This year, the new entrant is Chinese IT giant Huawei Technologies, which cooked up its own variant of the Xen hypervisor back in 2011 and which has been selling it along with its systems in its home country as well as in Brazil, Russia, India, and other high-growth markets where it has customers. The FusionSphere hypervisor can have up to 512 VMs on a host server and up to 3,000 VMs in a host cluster. By aggregating clusters, the Huawei setup can span up to 80,000 VMs under one management framework. The Xen implementation can span 160 cores and 2 TB of memory in a physical server, which is good enough to compete with ESXi, Hyper-V, and KVM. Incidentally, Huawei is working on a variant of FusionSphere that is based on the KVM hypervisor so its customers will not be relegated to Xen only, and it would not be at all surprising for Huawei to adopt Linux containers (LXC) or Docker containers (which does more than LXC) as part of the FusionSphere stack.
Citrix Systems has breathed some life back into the XenServer commercial variant of Xen, particularly by completely opening up all parts of the XenServer 6.2 stack last summer. But a number of important System Center interoperability features that were part of XenServer as well as others that allowed Citrix to compete head-to-head with offerings from Microsoft and VMware have been deprecated. Citrix is now more interested in tuning up XenServer to better support CloudPlatform, the commercial-grade version of the CloudStack cloud controller, and getting it to be the preferred hypervisor for its own XenDesktop desktop virtualization tools. XenServer has the virtue of being free to license, but customers do have to pay for support contracts.
Parallels is interesting in that it offers server virtualization in the form of both containers and a hypervisor with its two products, Parallels Containers and Parallels Server Bare Metal, that can support either Windows or Linux instances. This is one of the reasons why the Parallels tools continue to be popular with service providers.

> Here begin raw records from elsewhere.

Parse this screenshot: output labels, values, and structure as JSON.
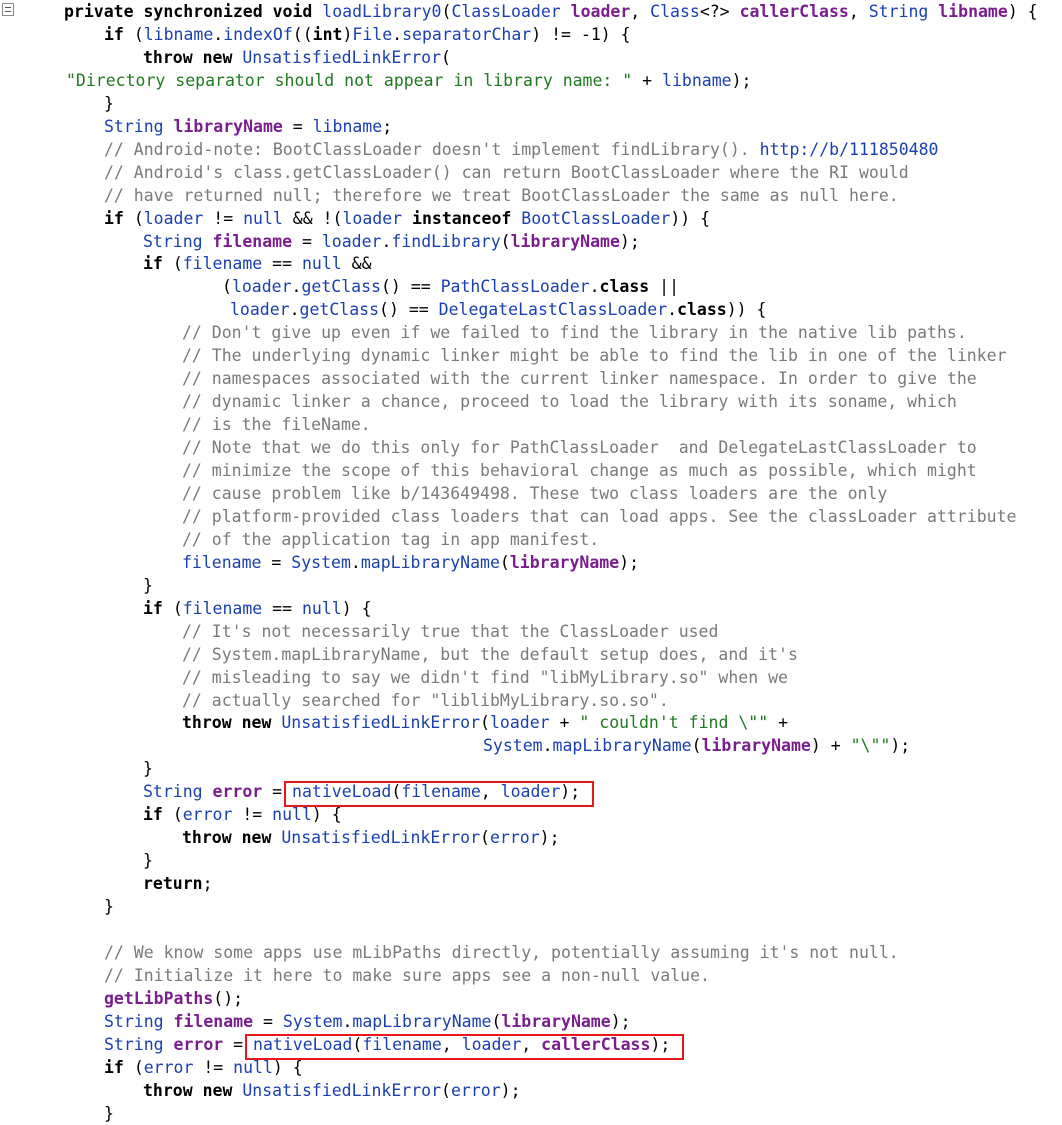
{
  "code_lines": [
    {
      "indent": 64,
      "tokens": [
        [
          "kw",
          "private synchronized void "
        ],
        [
          "id",
          "loadLibrary0"
        ],
        [
          "op",
          "("
        ],
        [
          "ty",
          "ClassLoader "
        ],
        [
          "var",
          "loader"
        ],
        [
          "op",
          ", "
        ],
        [
          "ty",
          "Class"
        ],
        [
          "op",
          "<?> "
        ],
        [
          "var",
          "callerClass"
        ],
        [
          "op",
          ", "
        ],
        [
          "ty",
          "String "
        ],
        [
          "var",
          "libname"
        ],
        [
          "op",
          ") {"
        ]
      ]
    },
    {
      "indent": 104,
      "tokens": [
        [
          "kw",
          "if "
        ],
        [
          "op",
          "("
        ],
        [
          "id",
          "libname"
        ],
        [
          "op",
          "."
        ],
        [
          "id",
          "indexOf"
        ],
        [
          "op",
          "(("
        ],
        [
          "kw",
          "int"
        ],
        [
          "op",
          ")"
        ],
        [
          "id",
          "File"
        ],
        [
          "op",
          "."
        ],
        [
          "id",
          "separatorChar"
        ],
        [
          "op",
          ") != -1) {"
        ]
      ]
    },
    {
      "indent": 143,
      "tokens": [
        [
          "kw",
          "throw new "
        ],
        [
          "ty",
          "UnsatisfiedLinkError"
        ],
        [
          "op",
          "("
        ]
      ]
    },
    {
      "indent": 66,
      "tokens": [
        [
          "str",
          "\"Directory separator should not appear in library name: \""
        ],
        [
          "op",
          " + "
        ],
        [
          "id",
          "libname"
        ],
        [
          "op",
          ");"
        ]
      ]
    },
    {
      "indent": 104,
      "tokens": [
        [
          "op",
          "}"
        ]
      ]
    },
    {
      "indent": 104,
      "tokens": [
        [
          "ty",
          "String "
        ],
        [
          "var",
          "libraryName"
        ],
        [
          "op",
          " = "
        ],
        [
          "id",
          "libname"
        ],
        [
          "op",
          ";"
        ]
      ]
    },
    {
      "indent": 104,
      "tokens": [
        [
          "cm",
          "// Android-note: BootClassLoader doesn't implement findLibrary(). "
        ],
        [
          "cmurl",
          "http://b/111850480"
        ]
      ]
    },
    {
      "indent": 104,
      "tokens": [
        [
          "cm",
          "// Android's class.getClassLoader() can return BootClassLoader where the RI would"
        ]
      ]
    },
    {
      "indent": 104,
      "tokens": [
        [
          "cm",
          "// have returned null; therefore we treat BootClassLoader the same as null here."
        ]
      ]
    },
    {
      "indent": 104,
      "tokens": [
        [
          "kw",
          "if "
        ],
        [
          "op",
          "("
        ],
        [
          "id",
          "loader"
        ],
        [
          "op",
          " != "
        ],
        [
          "id",
          "null"
        ],
        [
          "op",
          " && !("
        ],
        [
          "id",
          "loader "
        ],
        [
          "kw",
          "instanceof "
        ],
        [
          "ty",
          "BootClassLoader"
        ],
        [
          "op",
          ")) {"
        ]
      ]
    },
    {
      "indent": 143,
      "tokens": [
        [
          "ty",
          "String "
        ],
        [
          "var",
          "filename"
        ],
        [
          "op",
          " = "
        ],
        [
          "id",
          "loader"
        ],
        [
          "op",
          "."
        ],
        [
          "id",
          "findLibrary"
        ],
        [
          "op",
          "("
        ],
        [
          "var",
          "libraryName"
        ],
        [
          "op",
          ");"
        ]
      ]
    },
    {
      "indent": 143,
      "tokens": [
        [
          "kw",
          "if "
        ],
        [
          "op",
          "("
        ],
        [
          "id",
          "filename"
        ],
        [
          "op",
          " == "
        ],
        [
          "id",
          "null"
        ],
        [
          "op",
          " &&"
        ]
      ]
    },
    {
      "indent": 222,
      "tokens": [
        [
          "op",
          "("
        ],
        [
          "id",
          "loader"
        ],
        [
          "op",
          "."
        ],
        [
          "id",
          "getClass"
        ],
        [
          "op",
          "() == "
        ],
        [
          "ty",
          "PathClassLoader"
        ],
        [
          "op",
          "."
        ],
        [
          "kw",
          "class"
        ],
        [
          "op",
          " ||"
        ]
      ]
    },
    {
      "indent": 230,
      "tokens": [
        [
          "id",
          "loader"
        ],
        [
          "op",
          "."
        ],
        [
          "id",
          "getClass"
        ],
        [
          "op",
          "() == "
        ],
        [
          "ty",
          "DelegateLastClassLoader"
        ],
        [
          "op",
          "."
        ],
        [
          "kw",
          "class"
        ],
        [
          "op",
          ")) {"
        ]
      ]
    },
    {
      "indent": 182,
      "tokens": [
        [
          "cm",
          "// Don't give up even if we failed to find the library in the native lib paths."
        ]
      ]
    },
    {
      "indent": 182,
      "tokens": [
        [
          "cm",
          "// The underlying dynamic linker might be able to find the lib in one of the linker"
        ]
      ]
    },
    {
      "indent": 182,
      "tokens": [
        [
          "cm",
          "// namespaces associated with the current linker namespace. In order to give the"
        ]
      ]
    },
    {
      "indent": 182,
      "tokens": [
        [
          "cm",
          "// dynamic linker a chance, proceed to load the library with its soname, which"
        ]
      ]
    },
    {
      "indent": 182,
      "tokens": [
        [
          "cm",
          "// is the fileName."
        ]
      ]
    },
    {
      "indent": 182,
      "tokens": [
        [
          "cm",
          "// Note that we do this only for PathClassLoader  and DelegateLastClassLoader to"
        ]
      ]
    },
    {
      "indent": 182,
      "tokens": [
        [
          "cm",
          "// minimize the scope of this behavioral change as much as possible, which might"
        ]
      ]
    },
    {
      "indent": 182,
      "tokens": [
        [
          "cm",
          "// cause problem like b/143649498. These two class loaders are the only"
        ]
      ]
    },
    {
      "indent": 182,
      "tokens": [
        [
          "cm",
          "// platform-provided class loaders that can load apps. See the classLoader attribute"
        ]
      ]
    },
    {
      "indent": 182,
      "tokens": [
        [
          "cm",
          "// of the application tag in app manifest."
        ]
      ]
    },
    {
      "indent": 182,
      "tokens": [
        [
          "id",
          "filename"
        ],
        [
          "op",
          " = "
        ],
        [
          "id",
          "System"
        ],
        [
          "op",
          "."
        ],
        [
          "id",
          "mapLibraryName"
        ],
        [
          "op",
          "("
        ],
        [
          "var",
          "libraryName"
        ],
        [
          "op",
          ");"
        ]
      ]
    },
    {
      "indent": 143,
      "tokens": [
        [
          "op",
          "}"
        ]
      ]
    },
    {
      "indent": 143,
      "tokens": [
        [
          "kw",
          "if "
        ],
        [
          "op",
          "("
        ],
        [
          "id",
          "filename"
        ],
        [
          "op",
          " == "
        ],
        [
          "id",
          "null"
        ],
        [
          "op",
          ") {"
        ]
      ]
    },
    {
      "indent": 182,
      "tokens": [
        [
          "cm",
          "// It's not necessarily true that the ClassLoader used"
        ]
      ]
    },
    {
      "indent": 182,
      "tokens": [
        [
          "cm",
          "// System.mapLibraryName, but the default setup does, and it's"
        ]
      ]
    },
    {
      "indent": 182,
      "tokens": [
        [
          "cm",
          "// misleading to say we didn't find \"libMyLibrary.so\" when we"
        ]
      ]
    },
    {
      "indent": 182,
      "tokens": [
        [
          "cm",
          "// actually searched for \"liblibMyLibrary.so.so\"."
        ]
      ]
    },
    {
      "indent": 182,
      "tokens": [
        [
          "kw",
          "throw new "
        ],
        [
          "ty",
          "UnsatisfiedLinkError"
        ],
        [
          "op",
          "("
        ],
        [
          "id",
          "loader"
        ],
        [
          "op",
          " + "
        ],
        [
          "str",
          "\" couldn't find \\\"\""
        ],
        [
          "op",
          " +"
        ]
      ]
    },
    {
      "indent": 483,
      "tokens": [
        [
          "id",
          "System"
        ],
        [
          "op",
          "."
        ],
        [
          "id",
          "mapLibraryName"
        ],
        [
          "op",
          "("
        ],
        [
          "var",
          "libraryName"
        ],
        [
          "op",
          ") + "
        ],
        [
          "str",
          "\"\\\"\""
        ],
        [
          "op",
          ");"
        ]
      ]
    },
    {
      "indent": 143,
      "tokens": [
        [
          "op",
          "}"
        ]
      ]
    },
    {
      "indent": 143,
      "tokens": [
        [
          "ty",
          "String "
        ],
        [
          "var",
          "error"
        ],
        [
          "op",
          " = "
        ],
        [
          "id",
          "nativeLoad"
        ],
        [
          "op",
          "("
        ],
        [
          "id",
          "filename"
        ],
        [
          "op",
          ", "
        ],
        [
          "id",
          "loader"
        ],
        [
          "op",
          ");"
        ]
      ]
    },
    {
      "indent": 143,
      "tokens": [
        [
          "kw",
          "if "
        ],
        [
          "op",
          "("
        ],
        [
          "id",
          "error"
        ],
        [
          "op",
          " != "
        ],
        [
          "id",
          "null"
        ],
        [
          "op",
          ") {"
        ]
      ]
    },
    {
      "indent": 182,
      "tokens": [
        [
          "kw",
          "throw new "
        ],
        [
          "ty",
          "UnsatisfiedLinkError"
        ],
        [
          "op",
          "("
        ],
        [
          "id",
          "error"
        ],
        [
          "op",
          ");"
        ]
      ]
    },
    {
      "indent": 143,
      "tokens": [
        [
          "op",
          "}"
        ]
      ]
    },
    {
      "indent": 143,
      "tokens": [
        [
          "kw",
          "return"
        ],
        [
          "op",
          ";"
        ]
      ]
    },
    {
      "indent": 104,
      "tokens": [
        [
          "op",
          "}"
        ]
      ]
    },
    {
      "indent": 104,
      "tokens": []
    },
    {
      "indent": 104,
      "tokens": [
        [
          "cm",
          "// We know some apps use mLibPaths directly, potentially assuming it's not null."
        ]
      ]
    },
    {
      "indent": 104,
      "tokens": [
        [
          "cm",
          "// Initialize it here to make sure apps see a non-null value."
        ]
      ]
    },
    {
      "indent": 104,
      "tokens": [
        [
          "var",
          "getLibPaths"
        ],
        [
          "op",
          "();"
        ]
      ]
    },
    {
      "indent": 104,
      "tokens": [
        [
          "ty",
          "String "
        ],
        [
          "var",
          "filename"
        ],
        [
          "op",
          " = "
        ],
        [
          "id",
          "System"
        ],
        [
          "op",
          "."
        ],
        [
          "id",
          "mapLibraryName"
        ],
        [
          "op",
          "("
        ],
        [
          "var",
          "libraryName"
        ],
        [
          "op",
          ");"
        ]
      ]
    },
    {
      "indent": 104,
      "tokens": [
        [
          "ty",
          "String "
        ],
        [
          "var",
          "error"
        ],
        [
          "op",
          " = "
        ],
        [
          "id",
          "nativeLoad"
        ],
        [
          "op",
          "("
        ],
        [
          "id",
          "filename"
        ],
        [
          "op",
          ", "
        ],
        [
          "id",
          "loader"
        ],
        [
          "op",
          ", "
        ],
        [
          "var",
          "callerClass"
        ],
        [
          "op",
          ");"
        ]
      ]
    },
    {
      "indent": 104,
      "tokens": [
        [
          "kw",
          "if "
        ],
        [
          "op",
          "("
        ],
        [
          "id",
          "error"
        ],
        [
          "op",
          " != "
        ],
        [
          "id",
          "null"
        ],
        [
          "op",
          ") {"
        ]
      ]
    },
    {
      "indent": 143,
      "tokens": [
        [
          "kw",
          "throw new "
        ],
        [
          "ty",
          "UnsatisfiedLinkError"
        ],
        [
          "op",
          "("
        ],
        [
          "id",
          "error"
        ],
        [
          "op",
          ");"
        ]
      ]
    },
    {
      "indent": 104,
      "tokens": [
        [
          "op",
          "}"
        ]
      ]
    }
  ],
  "highlights": [
    {
      "line": 34,
      "label": "nativeLoad-call-highlight-1"
    },
    {
      "line": 45,
      "label": "nativeLoad-call-highlight-2"
    }
  ],
  "colors": {
    "keyword": "#000000",
    "variable": "#7a1e8e",
    "type": "#1a3fb0",
    "string": "#1f7a1f",
    "comment": "#7a7a7a",
    "highlight_border": "#e8171b"
  }
}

Red Hat is making progress in the commercialization of KVM, but it has yet to break into the upper right quadrant. Red Hat cannot take on VMware directly, but has aligned KVM with the OpenStack cloud controller and its own middleware and management tools and will likely see strong adoption of KVM in greenfield cloud installations. The large installed base of Red Hat Enterprise Linux should also push adoption of KVM, but a lot of RHEL workloads run in bare metal mode. Garner estimates that somewhere between 70 to 75 percent of all Windows workloads have been virtualized, but only about 45 percent of Linux workloads have been. Some companies that have avoided hypervisors because of the overhead penalty will be more inclined to bare metal or look to tools such as LXC or Docker containers that have much lower performance overhead and lower cost compared to a full-on hypervisor like Red Hat Enterprise Virtualization.